#### ACTION ITEM:
Find the string "JSON" in the data, then copy every line where it is found.

#### INPUT DATA:
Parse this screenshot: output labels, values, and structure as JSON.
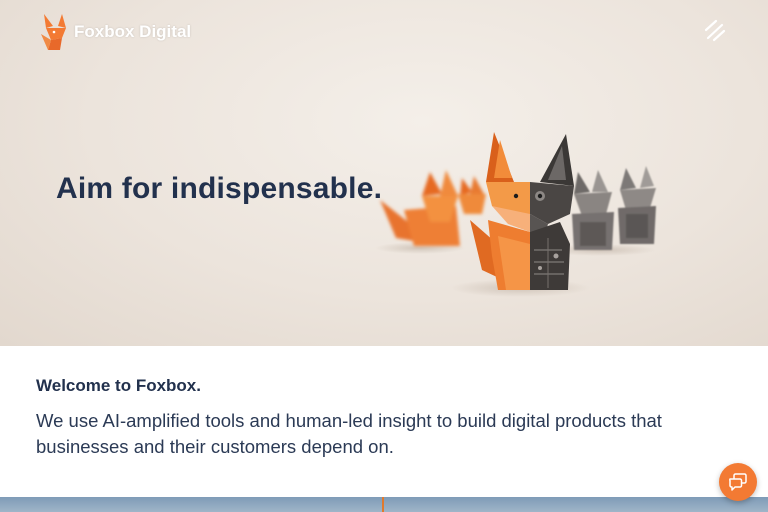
{
  "header": {
    "brand_name": "Foxbox Digital",
    "logo_icon": "fox-logo-icon",
    "menu_icon": "hamburger-menu-icon"
  },
  "hero": {
    "headline": "Aim for indispensable.",
    "image_subject": "origami-foxes-image"
  },
  "intro": {
    "heading": "Welcome to Foxbox.",
    "body": "We use AI-amplified tools and human-led insight to build digital products that businesses and their customers depend on."
  },
  "chat": {
    "icon": "chat-bubble-icon"
  },
  "colors": {
    "brand_orange": "#f37a33",
    "navy_text": "#22314d",
    "hero_background": "#ece4dc"
  }
}
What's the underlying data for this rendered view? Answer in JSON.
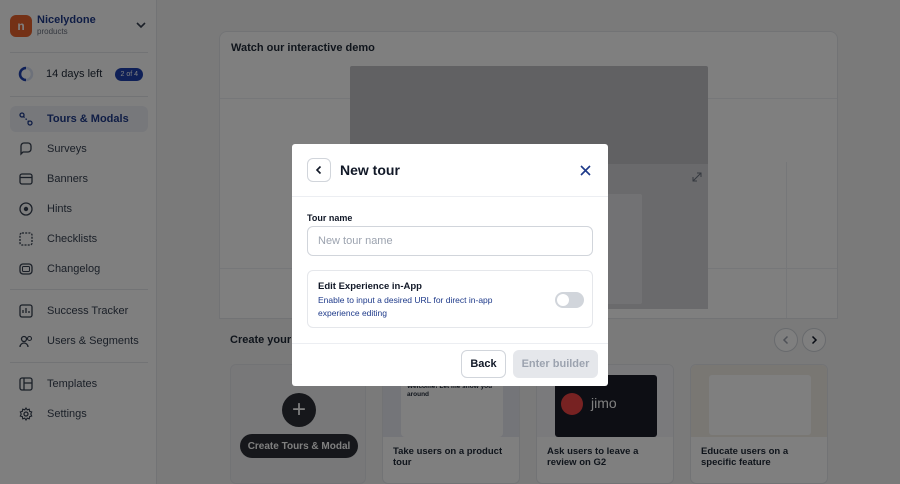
{
  "brand": {
    "name": "Nicelydone",
    "sub": "products",
    "logo_glyph": "n"
  },
  "trial": {
    "days_left": "14 days left",
    "badge": "2 of 4"
  },
  "sidebar": {
    "items": [
      {
        "label": "Tours & Modals",
        "icon": "tours-icon",
        "active": true
      },
      {
        "label": "Surveys",
        "icon": "surveys-icon"
      },
      {
        "label": "Banners",
        "icon": "banners-icon"
      },
      {
        "label": "Hints",
        "icon": "hints-icon"
      },
      {
        "label": "Checklists",
        "icon": "checklists-icon"
      },
      {
        "label": "Changelog",
        "icon": "changelog-icon"
      },
      {
        "label": "Success Tracker",
        "icon": "success-tracker-icon"
      },
      {
        "label": "Users & Segments",
        "icon": "users-segments-icon"
      },
      {
        "label": "Templates",
        "icon": "templates-icon"
      },
      {
        "label": "Settings",
        "icon": "gear-icon"
      }
    ]
  },
  "demo": {
    "title": "Watch our interactive demo"
  },
  "create": {
    "title": "Create your f",
    "create_button": "Create Tours & Modal",
    "cards": [
      {
        "caption": "Take users on a product tour",
        "thumb_text": "Welcome! Let me show you around"
      },
      {
        "caption": "Ask users to leave a review on G2",
        "thumb_text": "jimo"
      },
      {
        "caption": "Educate users on a specific feature"
      }
    ]
  },
  "modal": {
    "title": "New tour",
    "tour_name_label": "Tour name",
    "tour_name_placeholder": "New tour name",
    "tour_name_value": "",
    "edit_title": "Edit Experience in-App",
    "edit_desc": "Enable to input a desired URL for direct in-app experience editing",
    "toggle_on": false,
    "back_label": "Back",
    "enter_label": "Enter builder"
  },
  "colors": {
    "accent": "#1e3a8a",
    "brand": "#e8622c",
    "dark_button": "#2c2f36"
  }
}
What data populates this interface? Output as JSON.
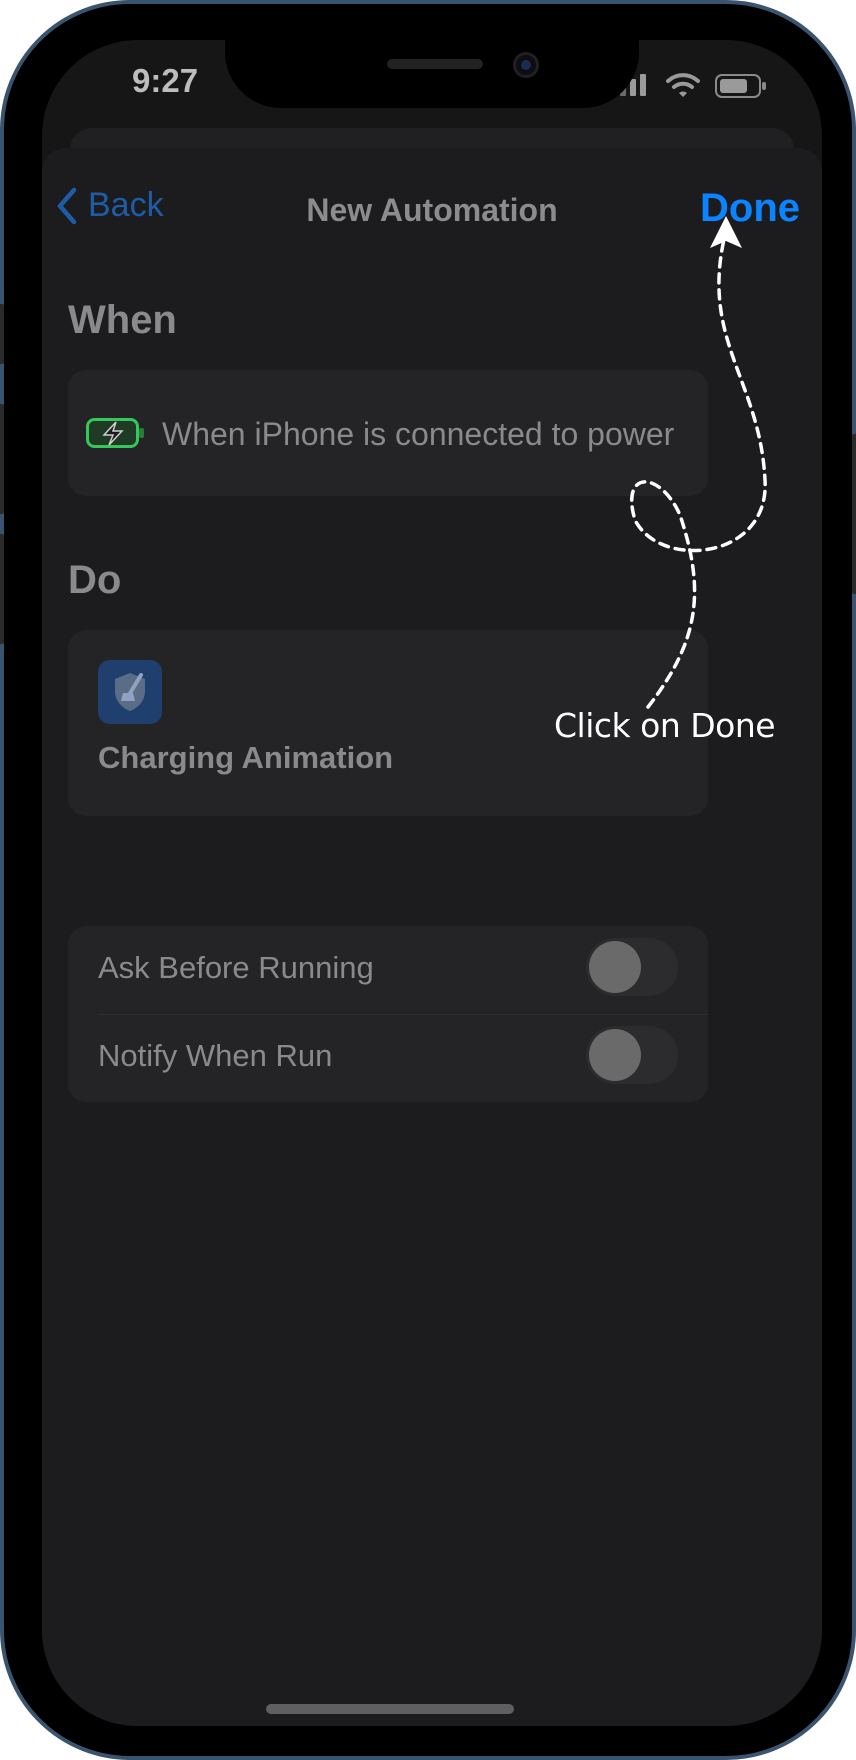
{
  "status_bar": {
    "time": "9:27"
  },
  "nav": {
    "back_label": "Back",
    "title": "New Automation",
    "done_label": "Done"
  },
  "when_section": {
    "heading": "When",
    "trigger_text": "When iPhone is connected to power"
  },
  "do_section": {
    "heading": "Do",
    "action_name": "Charging Animation"
  },
  "settings": [
    {
      "label": "Ask Before Running",
      "enabled": false
    },
    {
      "label": "Notify When Run",
      "enabled": false
    }
  ],
  "annotation": {
    "text": "Click on Done"
  },
  "colors": {
    "accent": "#0a84ff",
    "dimmed_text": "#8a8a8c",
    "card_bg": "#242426",
    "sheet_bg": "#1c1c1e",
    "charging_green": "#34c759"
  },
  "icons": [
    "chevron-left-icon",
    "signal-icon",
    "wifi-icon",
    "battery-icon",
    "charging-battery-icon",
    "cleaner-shield-icon"
  ]
}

#### PROBLEM SOLUTION:
Parse this screenshot: output labels, values, and structure as JSON.
What's the underlying data for this rendered view? Answer in JSON.
What data populates this interface? Output as JSON.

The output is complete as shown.